Our ‘glowing’ review
With all of the gaming headset options on the market this year, you’ve got to do something to stand out. PDP’s Afterglow Universal Wireless Headset certainly does, as its headband and earcups are illuminated, and glow brightly.
Looks are one thing, but price and audio performance matter most to gamers shopping for headsets. Thankfully, this headset stands out on these fronts as well.
Product: PDP Afterglow Universal Wireless Headset
By my tastes, PDP’s Afterglow headset is a bit too flashy. They’re literally flashy as the earcups and headband are made of transparent plastic, and are lit with colored LED lighting. Even the extendable boom mic has a LED light built into it, with its color indicating mute status and more. The outer hard, transparent headband stands away from the inner suspension headband by quite a bit, making it look like a big halo around your head. For my tastes, it stands out too far. But, if you’re fine with (or even enjoy) your head looking big and glowing as you play games, you’ll dig their showy design.
The Afterglow fits pretty comfortably on my head, though the tension of the inner, soft suspension band could stand to be a bit more relaxed. The earcups are sufficiently soft, and the whole kit is pretty light. I had no problem wearing these for three hours or more in testing.
The Afterglow headset works out to be a ‘universal’ solution by way of its USB transmitter. When plugged into a PC or MAC, it works as an audio device, instantly transmitting wireless audio to the headset. A cable that runs from the bottom of the transmitter has a standard 1/8″ jack can be plugged into several other devices to send audio wirelessly. For most consoles you’ll see the included RCA stereo piggyback cables, which grab the audio from your console before it’s passed along to whatever device it’s plugged into.

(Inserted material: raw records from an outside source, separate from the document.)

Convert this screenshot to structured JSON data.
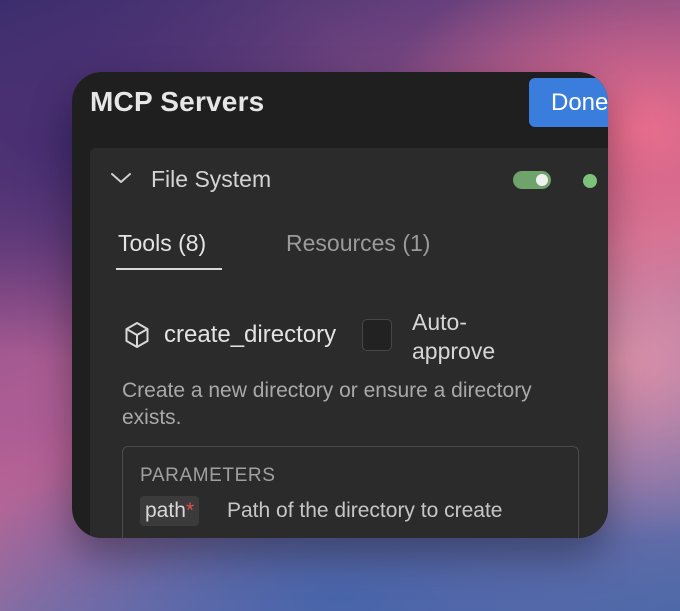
{
  "header": {
    "title": "MCP Servers",
    "done_label": "Done"
  },
  "server": {
    "name": "File System",
    "enabled": true,
    "status_color": "#7dc27b",
    "toggle_color": "#6ea36b"
  },
  "tabs": [
    {
      "label": "Tools (8)",
      "active": true
    },
    {
      "label": "Resources (1)",
      "active": false
    }
  ],
  "tool": {
    "icon": "cube-icon",
    "name": "create_directory",
    "auto_approve_label": "Auto-approve",
    "auto_approve_checked": false,
    "description": "Create a new directory or ensure a directory exists.",
    "parameters_heading": "PARAMETERS",
    "parameters": [
      {
        "name": "path",
        "required_mark": "*",
        "description": "Path of the directory to create"
      }
    ]
  },
  "colors": {
    "accent": "#3b7ddd",
    "required": "#e0524c"
  }
}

For those using a Nintendo Wii or an older system, like a PlayStation 2, the RCA stereo piggyback cables work nicely, plugging right into the A/V cable of the system. It’s also quite easy to connect the RCA cables (or the 1/8″ jack) to your television’s audio output, which lets everything coming into your television come through the transmitter and into the headset.
Things are a bit more complicated if you’re using a TV that does not have audio outputs, or are working in an HDMI-only situation with the Xbox 360 or PS3. You can try to simultaneously use both the A/V and HDMI cables on your console, though you might have to do some audio routing trickery to get it working. If you have an older Xbox 360, you can get the Xbox 360 Audio Adapter, which features stereo RCA outputs. This works perfectly fine alongside an HDMI video connection.

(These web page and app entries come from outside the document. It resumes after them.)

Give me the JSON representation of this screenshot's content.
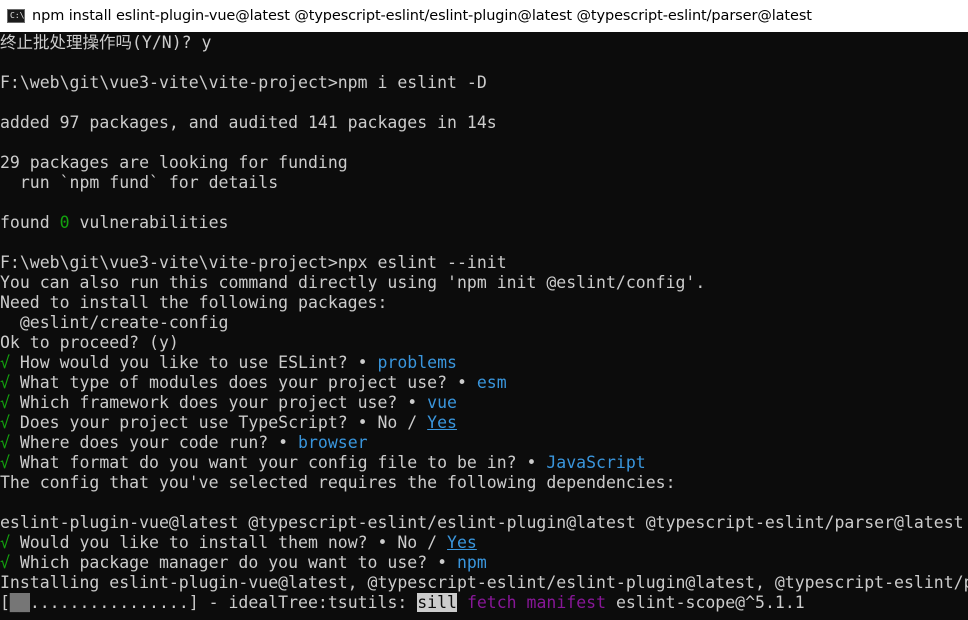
{
  "window": {
    "title": "npm install eslint-plugin-vue@latest @typescript-eslint/eslint-plugin@latest @typescript-eslint/parser@latest",
    "icon": "cmd-icon",
    "icon_text": "C:\\"
  },
  "console": {
    "l1": "终止批处理操作吗(Y/N)? y",
    "l3": "F:\\web\\git\\vue3-vite\\vite-project>npm i eslint -D",
    "l5": "added 97 packages, and audited 141 packages in 14s",
    "l7": "29 packages are looking for funding",
    "l8": "  run `npm fund` for details",
    "l10_a": "found ",
    "l10_b": "0",
    "l10_c": " vulnerabilities",
    "l12": "F:\\web\\git\\vue3-vite\\vite-project>npx eslint --init",
    "l13": "You can also run this command directly using 'npm init @eslint/config'.",
    "l14": "Need to install the following packages:",
    "l15": "  @eslint/create-config",
    "l16": "Ok to proceed? (y)",
    "check": "√",
    "dot": "•",
    "q1": " How would you like to use ESLint? ",
    "a1": "problems",
    "q2": " What type of modules does your project use? ",
    "a2": "esm",
    "q3": " Which framework does your project use? ",
    "a3": "vue",
    "q4": " Does your project use TypeScript? ",
    "a4_no": " No / ",
    "a4_yes": "Yes",
    "q5": " Where does your code run? ",
    "a5": "browser",
    "q6": " What format do you want your config file to be in? ",
    "a6": "JavaScript",
    "l23": "The config that you've selected requires the following dependencies:",
    "l25": "eslint-plugin-vue@latest @typescript-eslint/eslint-plugin@latest @typescript-eslint/parser@latest",
    "q7": " Would you like to install them now? ",
    "a7_no": " No / ",
    "a7_yes": "Yes",
    "q8": " Which package manager do you want to use? ",
    "a8": "npm",
    "l28": "Installing eslint-plugin-vue@latest, @typescript-eslint/eslint-plugin@latest, @typescript-eslint/parser@latest",
    "p_open": "[",
    "p_block": "██",
    "p_dots": "................",
    "p_close": "] - idealTree:tsutils: ",
    "p_sill": "sill",
    "p_fetch": "fetch",
    "p_manifest": "manifest",
    "p_pkg": "eslint-scope@^5.1.1"
  }
}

Finally, for portable devices, you can directly connect the included 1/8″ jack cable to the device and a port on the headset, essentially making them powered headphones.
As soon as the transmitter receives power (via USB), pairing is automatic and instant.
The Afterglow sounds great. I put this set through its paces with several games on both PS3 and Xbox 360 and came away surprised at how good they sound. The 50mm drivers put forth a clear, full range sound. There’s a really great low-end response that never sounds pushed or distorted. It’s a bit odd to have a more sophisticated sound coming out of a headset that glows.
A quick couple of test recordings on phone and PC showed that the boom mic does a proper job of picking up the vocal range, and that the noise canceling feature is doing its job.
The right earcup end features a large logo’d power button that doubles as a mute button. On the left side you’ll find a volume dial and a game/voice mix dial. Below that is a cable jack to connect the headset to an Xbox 360 controller for voice chat. The headset is charged via the included mini-USB cable, and PDP claims 10 hours of use on a single charge.
A sound mode button lets you flip through three settings: one for pure audio, another for a more immersive sound, and a bass boost mode. I found that I liked the natural setting the best, though there’s nothing wrong with the other two.
The only issue I had with the headset was a couple of instances of having the volume drop out after changing the volume dial’s setting. By turning it completely down and up the issue was resolved both times.
Unless you like looking like you’re wearing a lost prop from Tron, you may not dig its design, but the key thing to get from this review is that PDP’s Afterglow headset sounds pretty good, and does so at a reasonable price for a wireless set (MSRP $89.99).